Controversy surrounding services provided by Service Dogs Europe

image taken from the SDE Facebook page

image taken from the SDE Facebook page

Tracey has to date spent £4000 for a pet dog with medical needs that;

“may require a lifetime of support and veterinary treatment not covered fully by our insurance or at all if he were to be rehomed.  So now our lives are harder than they were before we signed up with Service Dogs Europe, financially with all the extra costs for a dog with these issues, physically with the vet trips and extra care, and mentally trying to plan and arrange cover as we can’t take the dog with us.”

Service Dogs Europe have ignored all phone calls, emails and the letter that Tracey has sent to them, and is now in the position of having to take legal action.

“I understand I am only one of many and that those who already managed to secure a refund have a ‘gagging clause’ on the settlement preventing them from speaking out.”

Another mother of a child with autism who has had dealings with SDE, has recently set up a campaign, You took my dog and the peoples money

Gillian O’Brien Murray states on her campaign page that when they received Star, the Autism Service Dog for her son Joseph, she was, ‘undernourished’ but that she put this down to new surroundings.

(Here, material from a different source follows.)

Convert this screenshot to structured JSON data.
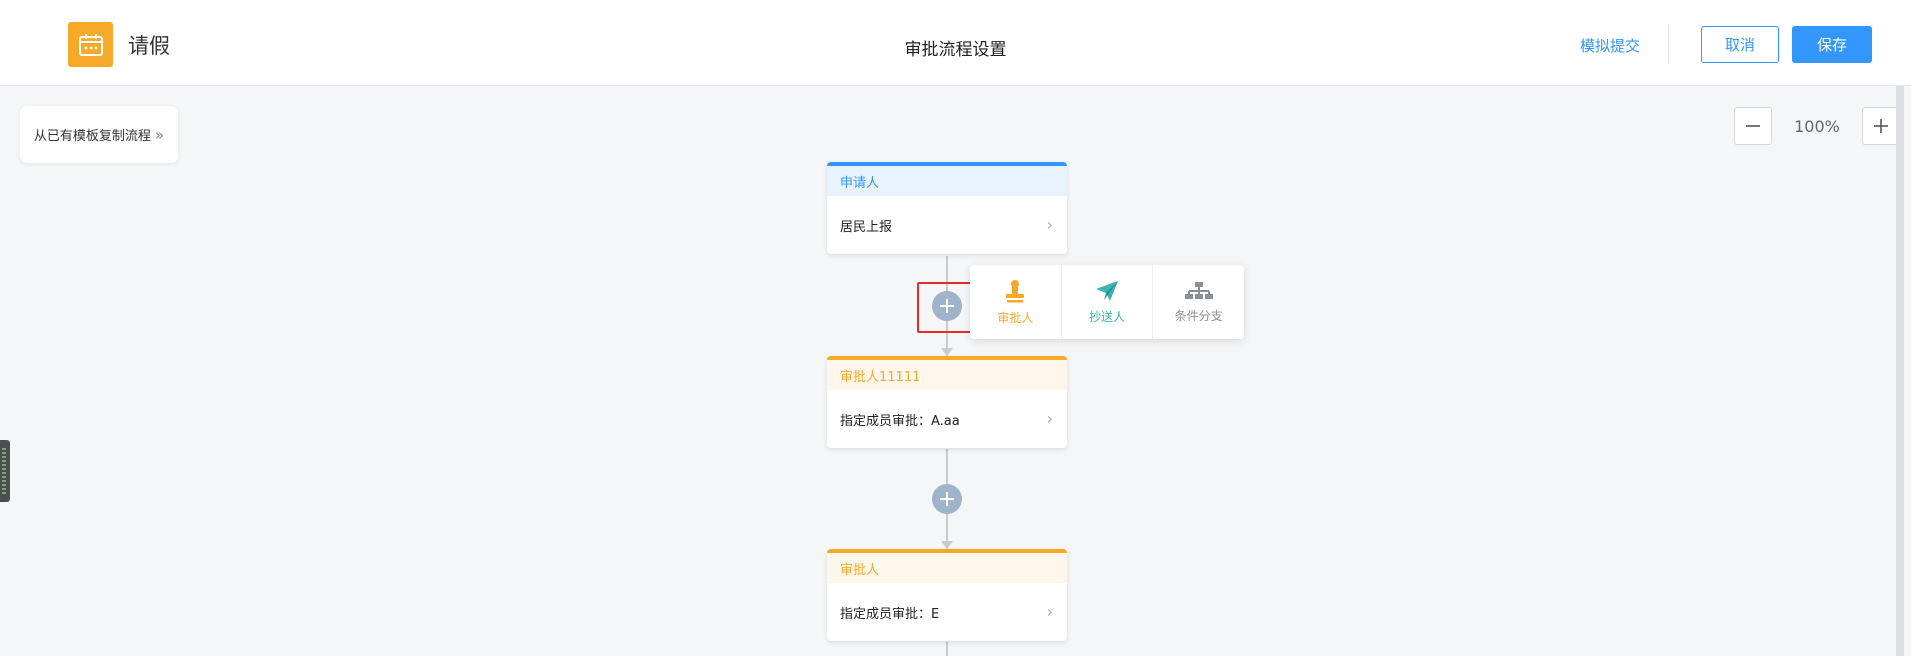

But things only got worse, as Star refused to eat and would ‘cower’ when they tried to pet her. They had to take her to the vets were she was given injections.

‘When telling Henry this we were instructed to be more firm with her and even slap her on the nose!!things didn’t improve and Henry told us she must of slipped through the net to bring her back and go back on the puppy list, so we did as Henry stated she could never be a service dog!!’

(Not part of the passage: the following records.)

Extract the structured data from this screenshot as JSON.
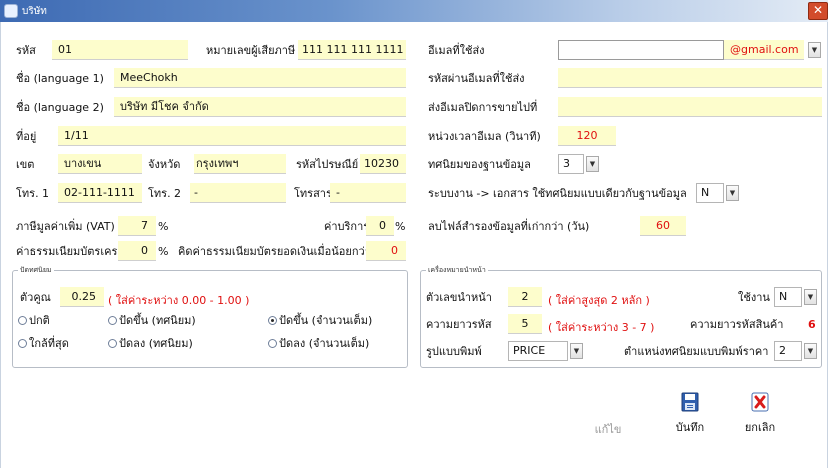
{
  "window": {
    "title": "บริษัท",
    "close_glyph": "✕"
  },
  "left": {
    "code_label": "รหัส",
    "code_value": "01",
    "taxid_label": "หมายเลขผู้เสียภาษี",
    "taxid_value": "111 111 111 1111",
    "name1_label": "ชื่อ (language 1)",
    "name1_value": "MeeChokh",
    "name2_label": "ชื่อ (language 2)",
    "name2_value": "บริษัท มีโชค จำกัด",
    "address_label": "ที่อยู่",
    "address_value": "1/11",
    "district_label": "เขต",
    "district_value": "บางเขน",
    "province_label": "จังหวัด",
    "province_value": "กรุงเทพฯ",
    "postal_label": "รหัสไปรษณีย์",
    "postal_value": "10230",
    "tel1_label": "โทร. 1",
    "tel1_value": "02-111-1111",
    "tel2_label": "โทร. 2",
    "tel2_value": "-",
    "fax_label": "โทรสาร",
    "fax_value": "-",
    "vat_label": "ภาษีมูลค่าเพิ่ม (VAT)",
    "vat_value": "7",
    "service_label": "ค่าบริการ",
    "service_value": "0",
    "cardfee_label": "ค่าธรรมเนียมบัตรเครดิต",
    "cardfee_value": "0",
    "minfee_label": "คิดค่าธรรมเนียมบัตรยอดเงินเมื่อน้อยกว่า",
    "minfee_value": "0",
    "percent_sign": "%"
  },
  "rounding": {
    "title": "ปัดทศนิยม",
    "multiplier_label": "ตัวคูณ",
    "multiplier_value": "0.25",
    "multiplier_hint": "( ใส่ค่าระหว่าง 0.00 - 1.00 )",
    "options": [
      {
        "label": "ปกติ",
        "selected": false
      },
      {
        "label": "ปัดขึ้น (ทศนิยม)",
        "selected": false
      },
      {
        "label": "ปัดขึ้น (จำนวนเต็ม)",
        "selected": true
      },
      {
        "label": "ใกล้ที่สุด",
        "selected": false
      },
      {
        "label": "ปัดลง (ทศนิยม)",
        "selected": false
      },
      {
        "label": "ปัดลง (จำนวนเต็ม)",
        "selected": false
      }
    ]
  },
  "right": {
    "email_label": "อีเมลที่ใช้ส่ง",
    "email_value": "",
    "email_domain": "@gmail.com",
    "email_pass_label": "รหัสผ่านอีเมลที่ใช้ส่ง",
    "email_pass_value": "",
    "email_close_label": "ส่งอีเมลปิดการขายไปที่",
    "email_close_value": "",
    "email_delay_label": "หน่วงเวลาอีเมล (วินาที)",
    "email_delay_value": "120",
    "db_decimal_label": "ทศนิยมของฐานข้อมูล",
    "db_decimal_value": "3",
    "doc_decimal_label": "ระบบงาน -> เอกสาร ใช้ทศนิยมแบบเดียวกับฐานข้อมูล",
    "doc_decimal_value": "N",
    "backup_label": "ลบไฟล์สำรองข้อมูลที่เก่ากว่า (วัน)",
    "backup_value": "60"
  },
  "prefix": {
    "title": "เครื่องหมายนำหน้า",
    "prefix_label": "ตัวเลขนำหน้า",
    "prefix_value": "2",
    "prefix_hint": "( ใส่ค่าสูงสุด 2 หลัก )",
    "use_label": "ใช้งาน",
    "use_value": "N",
    "length_label": "ความยาวรหัส",
    "length_value": "5",
    "length_hint": "( ใส่ค่าระหว่าง 3 - 7 )",
    "product_len_label": "ความยาวรหัสสินค้า",
    "product_len_value": "6",
    "print_label": "รูปแบบพิมพ์",
    "print_value": "PRICE",
    "price_decimal_label": "ตำแหน่งทศนิยมแบบพิมพ์ราคา",
    "price_decimal_value": "2"
  },
  "buttons": {
    "edit": "แก้ไข",
    "save": "บันทึก",
    "cancel": "ยกเลิก"
  },
  "colors": {
    "field_bg": "#fdfdcc",
    "accent_red": "#e01010",
    "titlebar": "#3d6ab3"
  }
}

Gillian further explains that they were given a date for a new pup, but that they never received one. When they then decided to get their money back, Gillian states that, ‘Henry refused and threatened us.’ The family gave 6,000€ and have since found out that Star has been rehomed with another family who care for an autistic child.

Elizabeth Wacker, a former service manager for the company, contacted us to share her story about her time working with them.

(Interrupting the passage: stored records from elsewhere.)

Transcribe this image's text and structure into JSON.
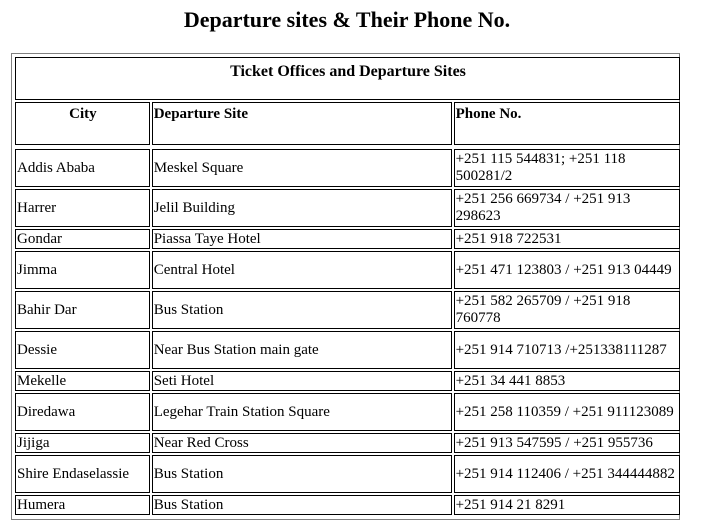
{
  "page": {
    "title": "Departure sites & Their Phone No."
  },
  "table": {
    "caption": "Ticket Offices and Departure Sites",
    "headers": {
      "city": "City",
      "site": "Departure Site",
      "phone": "Phone No."
    },
    "rows": [
      {
        "city": "Addis Ababa",
        "site": "Meskel Square",
        "phone": "+251 115 544831; +251 118 500281/2"
      },
      {
        "city": "Harrer",
        "site": "Jelil Building",
        "phone": "+251 256 669734 / +251 913 298623"
      },
      {
        "city": "Gondar",
        "site": "Piassa Taye Hotel",
        "phone": "+251 918 722531"
      },
      {
        "city": "Jimma",
        "site": "Central Hotel",
        "phone": "+251 471 123803 / +251 913 04449"
      },
      {
        "city": "Bahir Dar",
        "site": "Bus Station",
        "phone": "+251 582 265709 / +251 918 760778"
      },
      {
        "city": "Dessie",
        "site": "Near Bus Station main gate",
        "phone": "+251 914 710713 /+251338111287"
      },
      {
        "city": "Mekelle",
        "site": "Seti Hotel",
        "phone": "+251 34 441 8853"
      },
      {
        "city": "Diredawa",
        "site": "Legehar Train Station Square",
        "phone": "+251 258 110359 / +251 911123089"
      },
      {
        "city": "Jijiga",
        "site": "Near Red Cross",
        "phone": "+251 913 547595 / +251 955736"
      },
      {
        "city": "Shire Endaselassie",
        "site": "Bus Station",
        "phone": "+251 914 112406 / +251 344444882"
      },
      {
        "city": "Humera",
        "site": "Bus Station",
        "phone": "+251 914 21 8291"
      }
    ]
  }
}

She told us:

“SDE claims to sell service dogs “trained to Assistance Dogs International (ADI) standards” for £6950. In reality puppies are sourced cheaply in Southern Ireland, many unregistered, in ill health, fearful or aggressive and many unable to perform the tasks they are supposedly trained to do.  Hundreds are exported to the UK illegally without worming, rabies vaccinations or the required paperwork.”

Elizabeth further explained that when families complain, their options are either to “forfeit the money and return the dog which is often then resold to another family, or continue to look after and pay for a sick or unsuitable dog. The very few families to obtain a refund have a gagging order in place preventing them from speaking out.”

What Elizabeth also told us was that The Equality Act 2010 does not specifically define the term ‘Assistance Dog’.

“Hence there is room for ‘interpretation’ whereby anyone can set up a business claiming to train assistance dogs with no experience, qualifications, inspection or accreditation.  Currently the only standards are those of the ADI, a voluntary group of charities working together to ensure that all guide, hearing, medical and service dogs provided through its members are bred, raised, trained and cared for according to strict protocols.”

As Elizabeth eloquently informed us, there needs to be clarity on the definition of an assistance dog in law.

“There needs to be debate on how this can be safely and effectively opened up so that owner-trainer teams and voluntary co-operatives can self-regulate under strict supervision to attain ADI standards and be assessed for the public access test.”

Having heard from both Elizabeth and Tracy, we are deeply shocked that vulnerable children and their families are being treated in this manner and that they are being plunged into debt. Obviously this industry needs to be regulated in order to safeguard both the dog and consumer.

Elizabeth ends by telling us:

“The debate needs to be now. Service Dogs Europe and those like them need to be shut down.”

We will keep you up to date with further developments of this story.